--- MATERIAL FOR THIS TASK ---
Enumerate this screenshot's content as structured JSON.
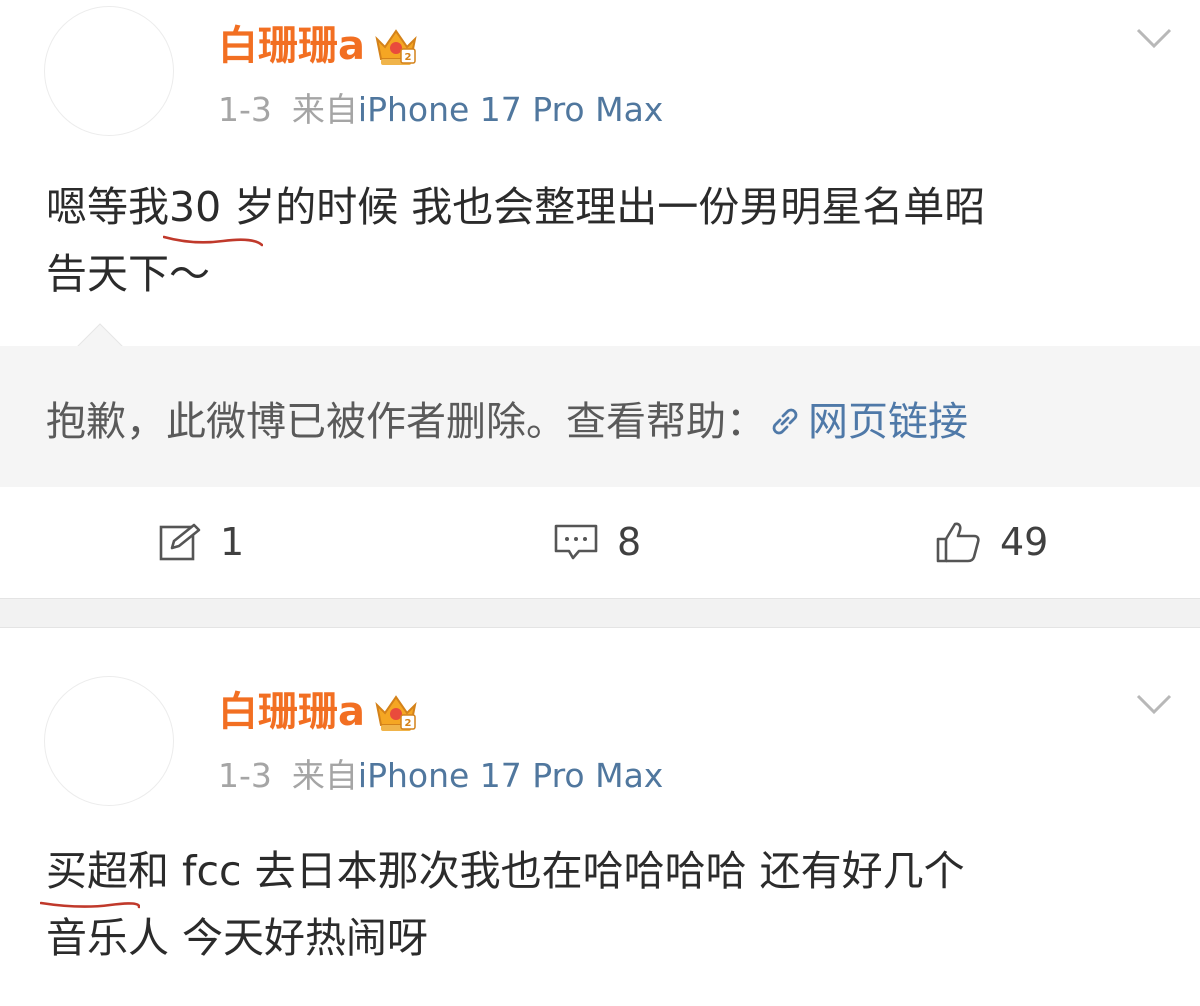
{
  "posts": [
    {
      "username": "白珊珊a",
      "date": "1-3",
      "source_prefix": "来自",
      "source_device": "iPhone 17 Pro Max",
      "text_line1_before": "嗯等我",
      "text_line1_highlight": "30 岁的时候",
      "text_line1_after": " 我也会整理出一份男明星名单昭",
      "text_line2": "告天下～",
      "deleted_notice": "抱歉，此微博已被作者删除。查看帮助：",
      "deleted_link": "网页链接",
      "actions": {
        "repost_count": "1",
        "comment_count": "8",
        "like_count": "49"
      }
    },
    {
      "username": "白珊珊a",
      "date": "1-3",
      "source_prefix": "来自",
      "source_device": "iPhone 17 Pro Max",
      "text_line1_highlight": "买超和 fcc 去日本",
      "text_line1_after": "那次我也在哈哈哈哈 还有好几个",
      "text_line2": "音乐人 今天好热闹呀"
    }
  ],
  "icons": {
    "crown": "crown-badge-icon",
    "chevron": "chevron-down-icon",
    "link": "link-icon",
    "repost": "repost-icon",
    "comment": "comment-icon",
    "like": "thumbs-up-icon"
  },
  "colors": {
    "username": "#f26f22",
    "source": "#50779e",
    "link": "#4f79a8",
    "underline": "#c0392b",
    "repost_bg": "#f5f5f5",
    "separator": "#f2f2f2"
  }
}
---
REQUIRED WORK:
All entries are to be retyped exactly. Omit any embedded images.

SOLUTION TO THIS PROBLEM:
Enumerate this screenshot's content as structured JSON.
{
  "posts": [
    {
      "username": "白珊珊a",
      "date": "1-3",
      "source_prefix": "来自",
      "source_device": "iPhone 17 Pro Max",
      "text_line1_before": "嗯等我",
      "text_line1_highlight": "30 岁的时候",
      "text_line1_after": " 我也会整理出一份男明星名单昭",
      "text_line2": "告天下～",
      "deleted_notice": "抱歉，此微博已被作者删除。查看帮助：",
      "deleted_link": "网页链接",
      "actions": {
        "repost_count": "1",
        "comment_count": "8",
        "like_count": "49"
      }
    },
    {
      "username": "白珊珊a",
      "date": "1-3",
      "source_prefix": "来自",
      "source_device": "iPhone 17 Pro Max",
      "text_line1_highlight": "买超和 fcc 去日本",
      "text_line1_after": "那次我也在哈哈哈哈 还有好几个",
      "text_line2": "音乐人 今天好热闹呀"
    }
  ],
  "icons": {
    "crown": "crown-badge-icon",
    "chevron": "chevron-down-icon",
    "link": "link-icon",
    "repost": "repost-icon",
    "comment": "comment-icon",
    "like": "thumbs-up-icon"
  },
  "colors": {
    "username": "#f26f22",
    "source": "#50779e",
    "link": "#4f79a8",
    "underline": "#c0392b",
    "repost_bg": "#f5f5f5",
    "separator": "#f2f2f2"
  }
}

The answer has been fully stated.